Soon, Dom has most of the old band back together, along with a promise from Hobbs of immunity for all if they succeed in stopping Shaw in his tracks. (Sitting this one out: fast-talking Puerto Rican hustlers Leo and Santos, last seen gambling away their “Fast Five” winnings somewhere on the French Riviera.) And if teamwork has always been the principal subtext of the “Fast” movies, “Furious 6” is the most overtly Hawksian of the lot, pitting Dom’s belief in family and trust against the mercenary Shaw, who treats his people as expendably as spark plugs. A mid-film pit stop in Los Angeles further ties these new events to those of the 2009 pic, while a juicy post-credits tag both closes the “Tokyo Drift” time loop and sets up the already announced “Fast & Furious 7” (to be directed by “Saw” helmer James Wan).

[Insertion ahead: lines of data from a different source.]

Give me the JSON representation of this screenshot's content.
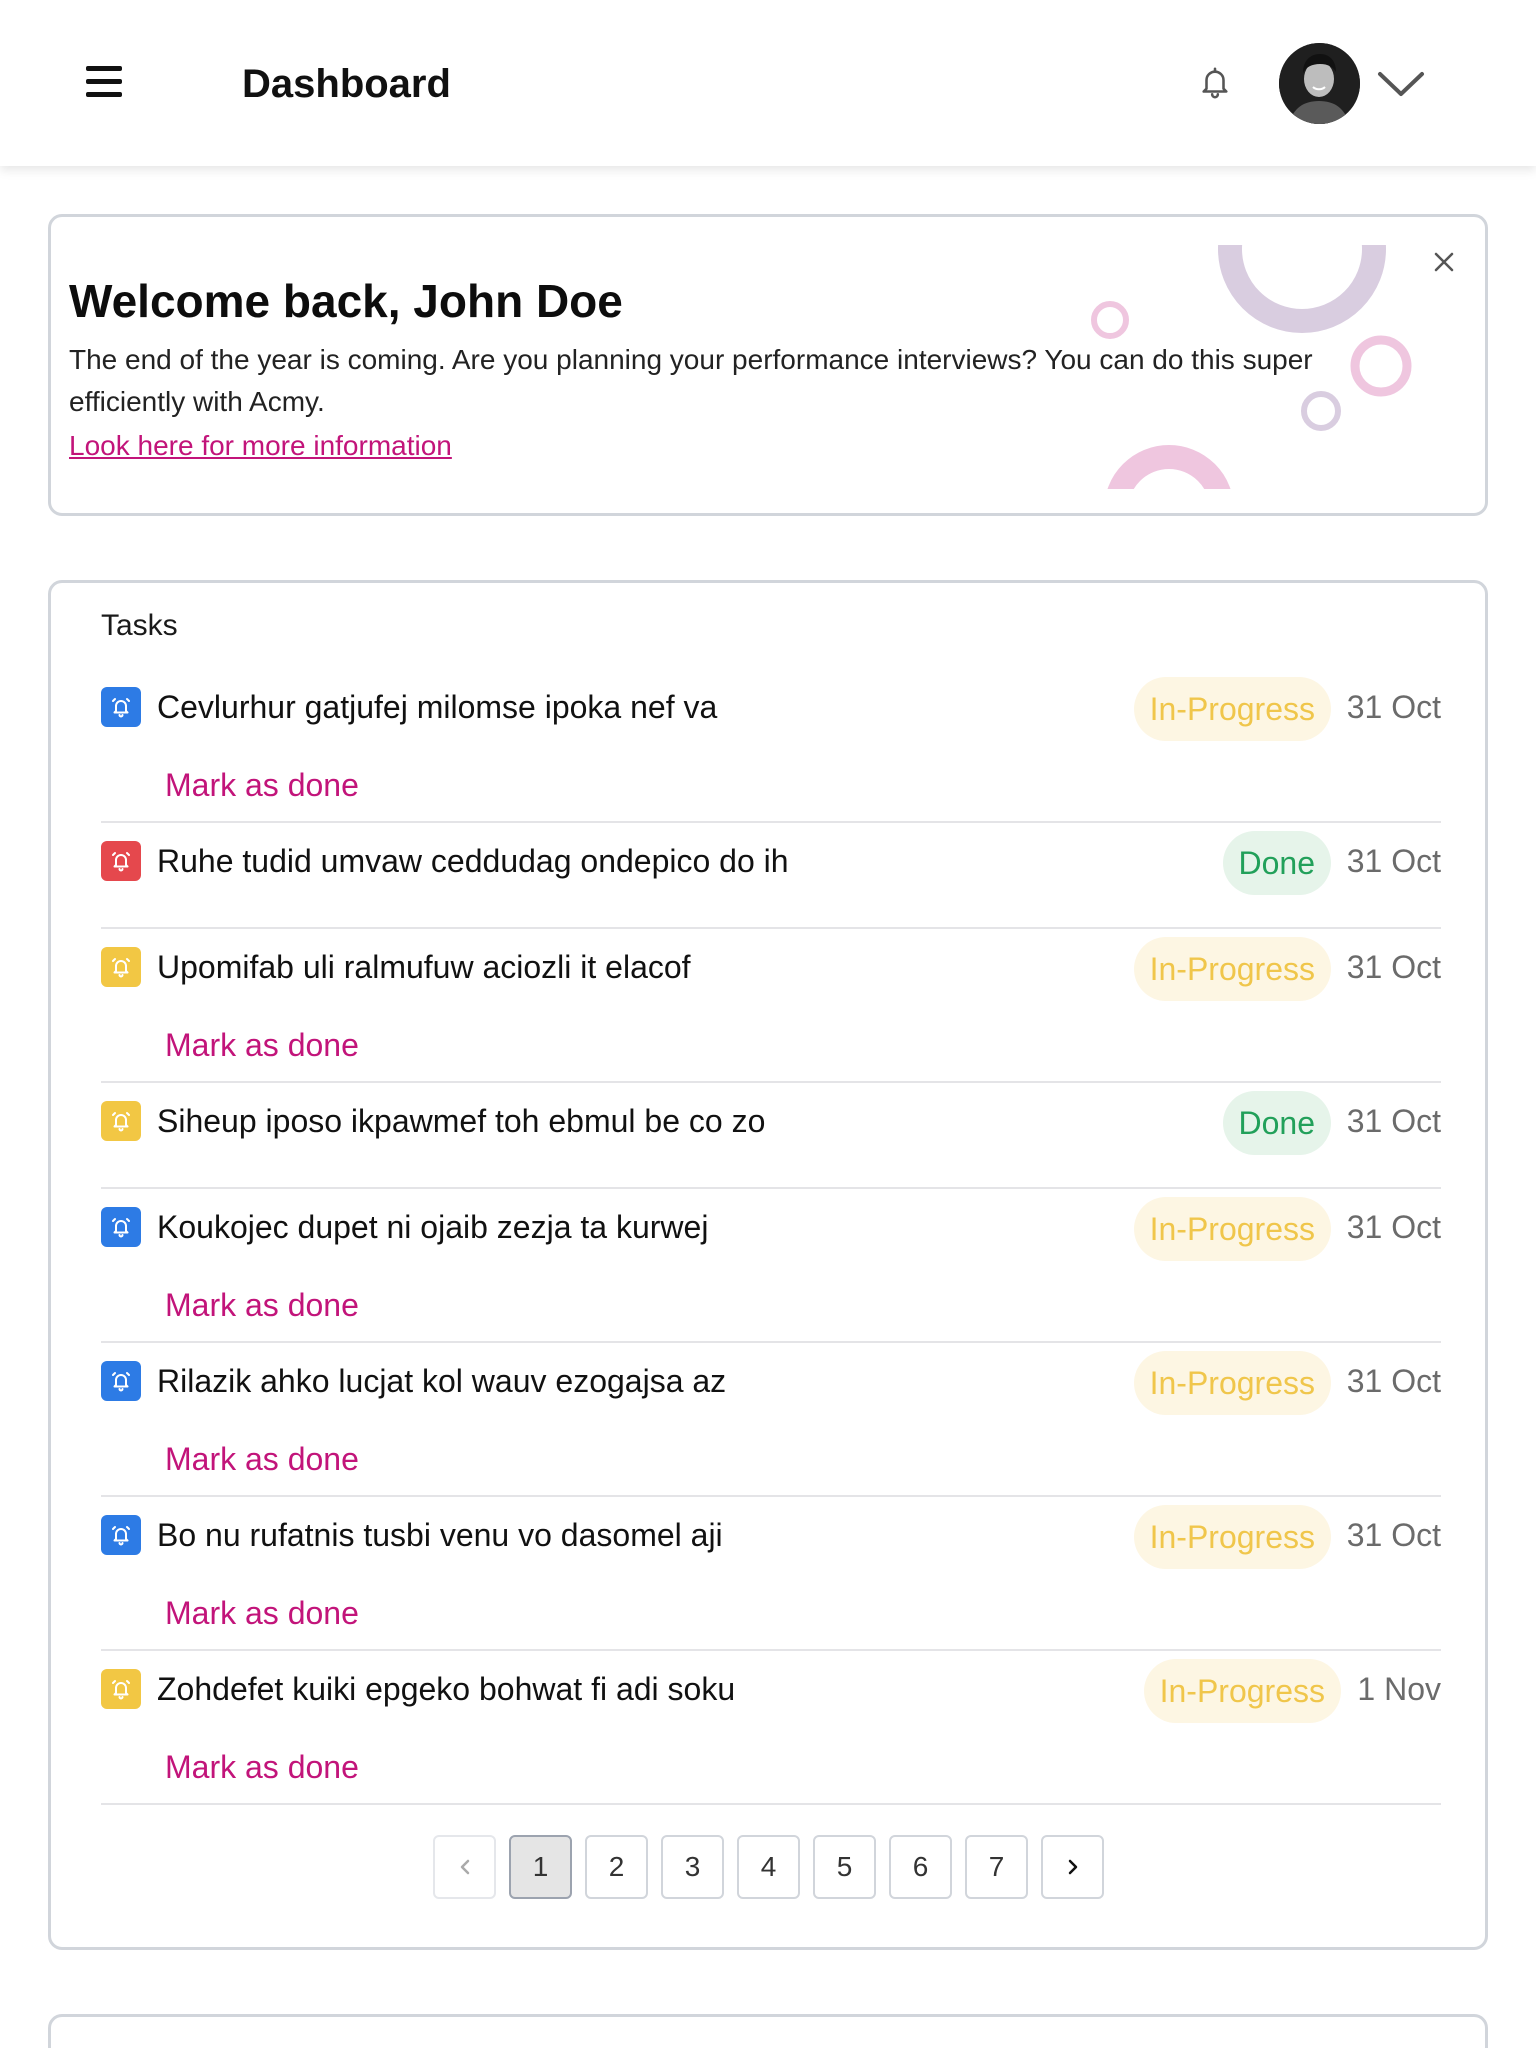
{
  "header": {
    "title": "Dashboard"
  },
  "welcome": {
    "heading": "Welcome back, John Doe",
    "body": "The end of the year is coming. Are you planning your performance interviews? You can do this super efficiently with Acmy.",
    "link_text": "Look here for more information"
  },
  "tasks": {
    "title": "Tasks",
    "action_label": "Mark as done",
    "items": [
      {
        "text": "Cevlurhur gatjufej milomse ipoka nef va",
        "status": "In-Progress",
        "status_kind": "inprogress",
        "date": "31 Oct",
        "icon_color": "#2d7be5",
        "has_action": true
      },
      {
        "text": "Ruhe tudid umvaw ceddudag ondepico do ih",
        "status": "Done",
        "status_kind": "done",
        "date": "31 Oct",
        "icon_color": "#e5484d",
        "has_action": false
      },
      {
        "text": "Upomifab uli ralmufuw aciozli it elacof",
        "status": "In-Progress",
        "status_kind": "inprogress",
        "date": "31 Oct",
        "icon_color": "#f2c744",
        "has_action": true
      },
      {
        "text": "Siheup iposo ikpawmef toh ebmul be co zo",
        "status": "Done",
        "status_kind": "done",
        "date": "31 Oct",
        "icon_color": "#f2c744",
        "has_action": false
      },
      {
        "text": "Koukojec dupet ni ojaib zezja ta kurwej",
        "status": "In-Progress",
        "status_kind": "inprogress",
        "date": "31 Oct",
        "icon_color": "#2d7be5",
        "has_action": true
      },
      {
        "text": "Rilazik ahko lucjat kol wauv ezogajsa az",
        "status": "In-Progress",
        "status_kind": "inprogress",
        "date": "31 Oct",
        "icon_color": "#2d7be5",
        "has_action": true
      },
      {
        "text": "Bo nu rufatnis tusbi venu vo dasomel aji",
        "status": "In-Progress",
        "status_kind": "inprogress",
        "date": "31 Oct",
        "icon_color": "#2d7be5",
        "has_action": true
      },
      {
        "text": "Zohdefet kuiki epgeko bohwat fi adi soku",
        "status": "In-Progress",
        "status_kind": "inprogress",
        "date": "1 Nov",
        "icon_color": "#f2c744",
        "has_action": true
      }
    ]
  },
  "pagination": {
    "pages": [
      "1",
      "2",
      "3",
      "4",
      "5",
      "6",
      "7"
    ],
    "current": "1",
    "prev_icon": "chevron-left-icon",
    "next_icon": "chevron-right-icon"
  },
  "icons": {
    "menu": "hamburger-icon",
    "notifications": "bell-icon",
    "user_menu": "chevron-down-icon",
    "close": "close-icon",
    "task": "alarm-icon"
  },
  "colors": {
    "accent": "#c2147a",
    "in_progress_text": "#f0c64b",
    "in_progress_bg": "#fdf6e3",
    "done_text": "#22a05a",
    "done_bg": "#e6f4ea"
  }
}
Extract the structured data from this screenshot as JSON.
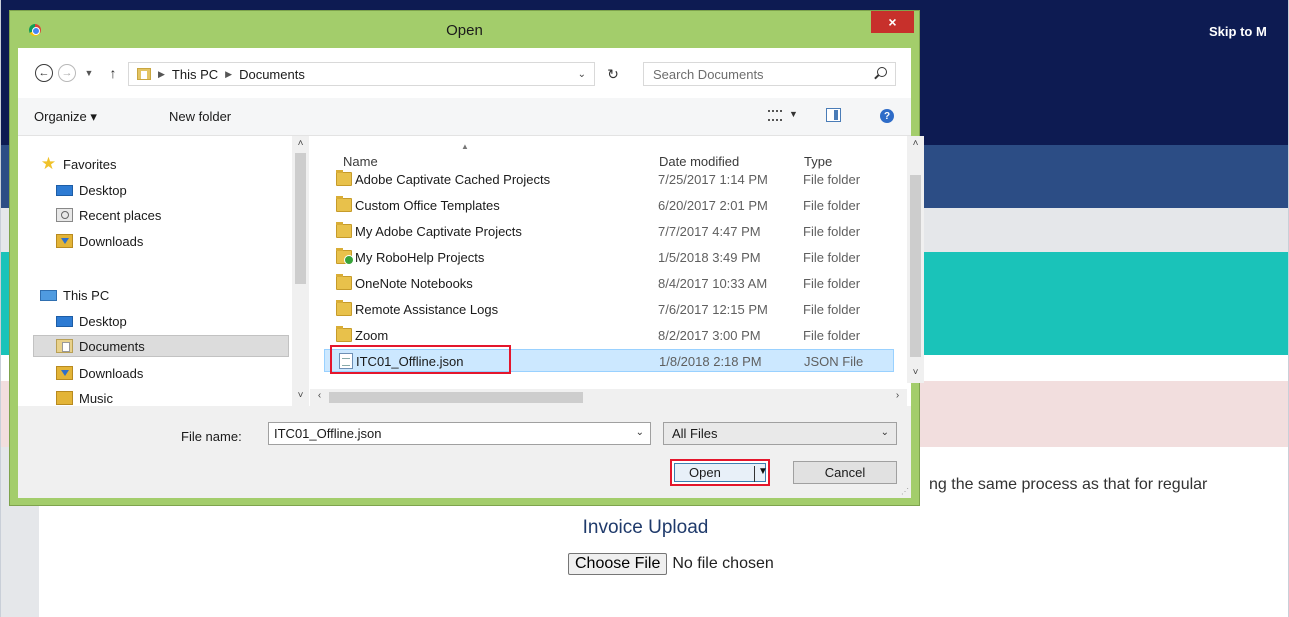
{
  "page": {
    "skip_link": "Skip to M",
    "body_text": "ng the same process as that for regular",
    "invoice_title": "Invoice Upload",
    "choose_file_label": "Choose File",
    "no_file_text": "No file chosen"
  },
  "dialog": {
    "title": "Open",
    "close_glyph": "×",
    "breadcrumb": [
      "This PC",
      "Documents"
    ],
    "search_placeholder": "Search Documents",
    "toolbar": {
      "organize": "Organize ▾",
      "new_folder": "New folder"
    },
    "nav_pane": {
      "items": [
        {
          "label": "Favorites",
          "icon": "star-icon"
        },
        {
          "label": "Desktop",
          "icon": "desktop-icon"
        },
        {
          "label": "Recent places",
          "icon": "recent-places-icon"
        },
        {
          "label": "Downloads",
          "icon": "downloads-icon"
        },
        {
          "label": "This PC",
          "icon": "this-pc-icon"
        },
        {
          "label": "Desktop",
          "icon": "desktop-icon"
        },
        {
          "label": "Documents",
          "icon": "documents-icon",
          "selected": true
        },
        {
          "label": "Downloads",
          "icon": "downloads-icon"
        },
        {
          "label": "Music",
          "icon": "music-icon"
        }
      ]
    },
    "columns": {
      "name": "Name",
      "date": "Date modified",
      "type": "Type"
    },
    "files": [
      {
        "name": "Adobe Captivate Cached Projects",
        "date": "7/25/2017 1:14 PM",
        "type": "File folder",
        "icon": "folder-icon"
      },
      {
        "name": "Custom Office Templates",
        "date": "6/20/2017 2:01 PM",
        "type": "File folder",
        "icon": "folder-icon"
      },
      {
        "name": "My Adobe Captivate Projects",
        "date": "7/7/2017 4:47 PM",
        "type": "File folder",
        "icon": "folder-icon"
      },
      {
        "name": "My RoboHelp Projects",
        "date": "1/5/2018 3:49 PM",
        "type": "File folder",
        "icon": "special-folder-icon"
      },
      {
        "name": "OneNote Notebooks",
        "date": "8/4/2017 10:33 AM",
        "type": "File folder",
        "icon": "folder-icon"
      },
      {
        "name": "Remote Assistance Logs",
        "date": "7/6/2017 12:15 PM",
        "type": "File folder",
        "icon": "folder-icon"
      },
      {
        "name": "Zoom",
        "date": "8/2/2017 3:00 PM",
        "type": "File folder",
        "icon": "folder-icon"
      },
      {
        "name": "ITC01_Offline.json",
        "date": "1/8/2018 2:18 PM",
        "type": "JSON File",
        "icon": "json-file-icon",
        "selected": true
      }
    ],
    "file_name_label": "File name:",
    "file_name_value": "ITC01_Offline.json",
    "file_type_filter": "All Files",
    "open_label": "Open",
    "cancel_label": "Cancel"
  },
  "colors": {
    "titlebar": "#a3cd6b",
    "close_button": "#c7302b",
    "highlight": "#e4162c",
    "selection": "#cce8ff",
    "navy": "#0d1b52",
    "teal": "#1ac3b9"
  }
}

It’s a perfectly adequate plot for a movie that’s really about finding new ways of making cars do things cars aren’t supposed to do, like tumbling end over end through the lobby of a London office building or, in the movie’s most spectacular image, dangling from the wings of a mighty Russian cargo plane. Lin has spoken of using toy cars as a reference when plotting out each film’s exuberantly destructive action setpieces, and the end results often retain the feel of a child happily smashing his own toys to pieces. That was especially true of “Fast Five’s” spectacular finish, in which two Dodge Chargers plowed through the streets of downtown Rio de Janeiro towing an enormous steel bank vault behind them. A hard act to follow, for sure, but “Furious 6” manages to come awfully close in an exhilarating pursuit along a winding Canaries highway with Shaw at the wheel of a Chieftain army tank, crushing full-sized cars as if they were made of candy glass.
All of it is staged by Lin, alongside returning cameraman Stephen F. Windon and an expert team of stunt coordinators and second unit directors, with a keen attention to spatial geography and a preference for capturing complicated pieces of action in single, continuous shots. Their work here stands shoulder to shoulder with the best of the Bond and “Mission: Impossible” films, as does the vivid soundwork by mixer John Casali, designer Peter Brown and re-recording mixers Frank A. Montano and Jon Taylor, who create a 3D environment one needs no special glasses to appreciate.